What're the risk factors for colon cancer?
Age: Most people who have colon cancer are over age fifty, although the disease can affect a person at any age.
Diet: Colon cancer is associated with a diet that is high in fat and calories and low in fiber. It is believed that the breakdown products of fat metabolism lead to the formation of cancer-causing chemicals (carcinogens). Diets high in vegetables, and high-fiber foods such as whole-grain breads and cereals may rid the bowel of these carcinogens and help reduce the risk of cancer.
Medical factors: Colorectal cancer is more common among individuals with histories of the following conditions: intestinal polyps (noncancerous mushroom-shaped growths), chronic inflammatory bowel disease (ulcerative colitis or Crohn's colitis), and previous colorectal cancer. Women who have had cancers of the breast, uterus or ovary may also have a higher risk of developing colorectal cancer.

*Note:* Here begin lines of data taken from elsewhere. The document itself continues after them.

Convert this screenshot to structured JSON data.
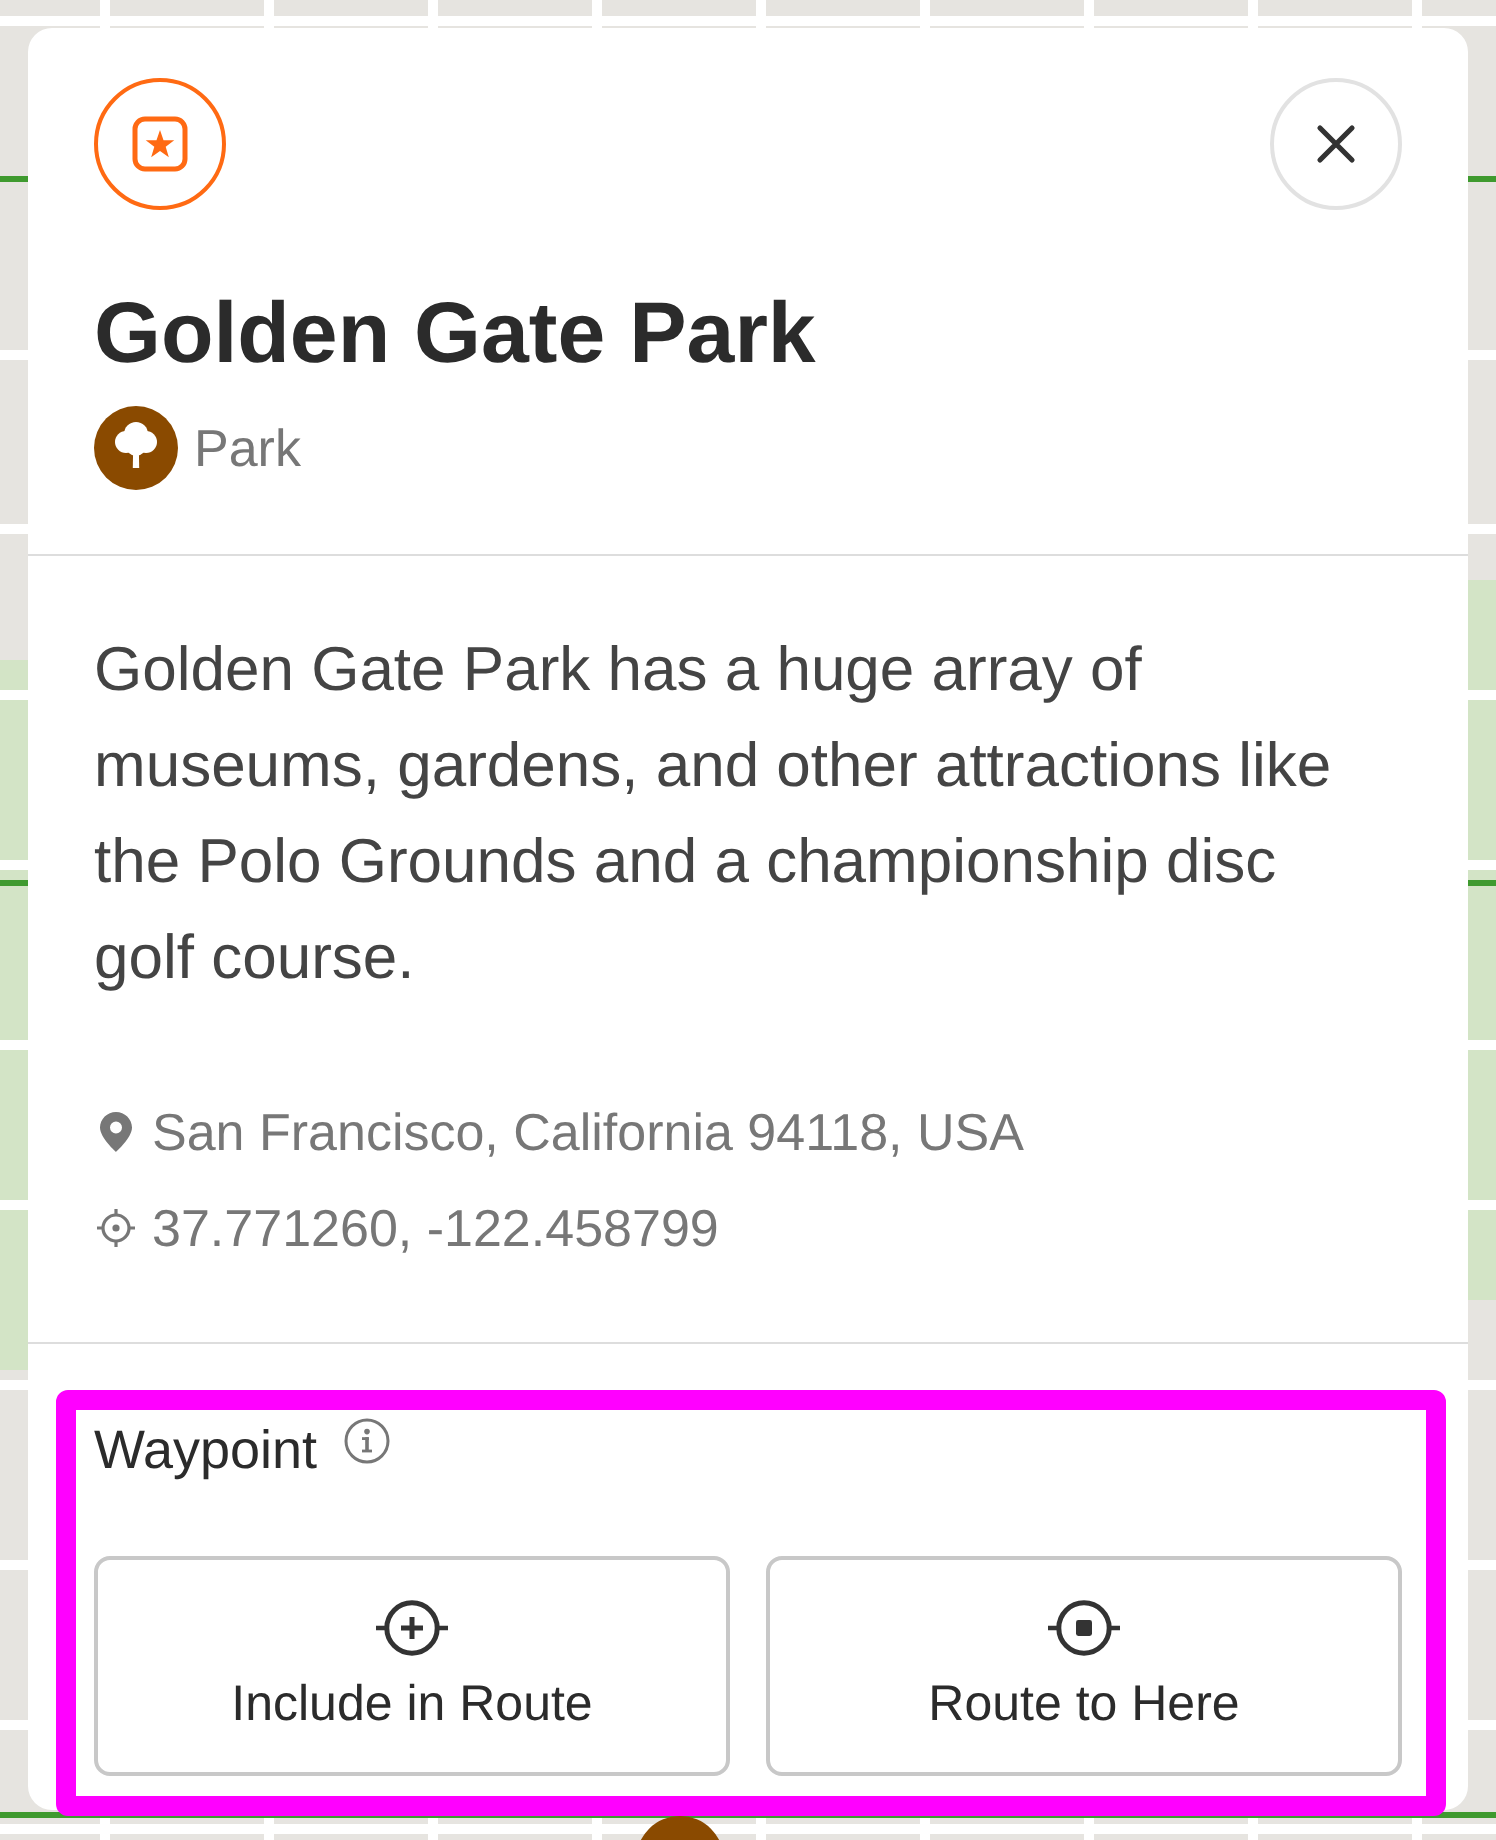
{
  "header": {
    "title": "Golden Gate Park",
    "category": {
      "label": "Park",
      "kind": "park"
    }
  },
  "description": "Golden Gate Park has a huge array of museums, gardens, and other attractions like the Polo Grounds and a championship disc golf course.",
  "details": [
    {
      "kind": "address",
      "text": "San Francisco, California 94118, USA"
    },
    {
      "kind": "coordinates",
      "text": "37.771260, -122.458799"
    }
  ],
  "waypoint": {
    "title": "Waypoint",
    "highlighted": true,
    "actions": [
      {
        "kind": "include",
        "label": "Include in Route"
      },
      {
        "kind": "destination",
        "label": "Route to Here"
      }
    ]
  }
}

Personal history: People who have had colorectal cancer before and women who have had ovarian, uterine, or breast cancer are at a slightly increased risk of getting colon cancer.
Family history: People with first-degree relatives who have had colon cancer are at an increased risk for colon cancer. Abnormal genes have been found in patients with some forms of colon and rectal cancer, and tests are being developed to determine who carries these genes long before cancer appears.
Ulcerative colitis: People who have ulcerative colitis, inflammation of the lining of the colon, have an increased risk for colon cancer.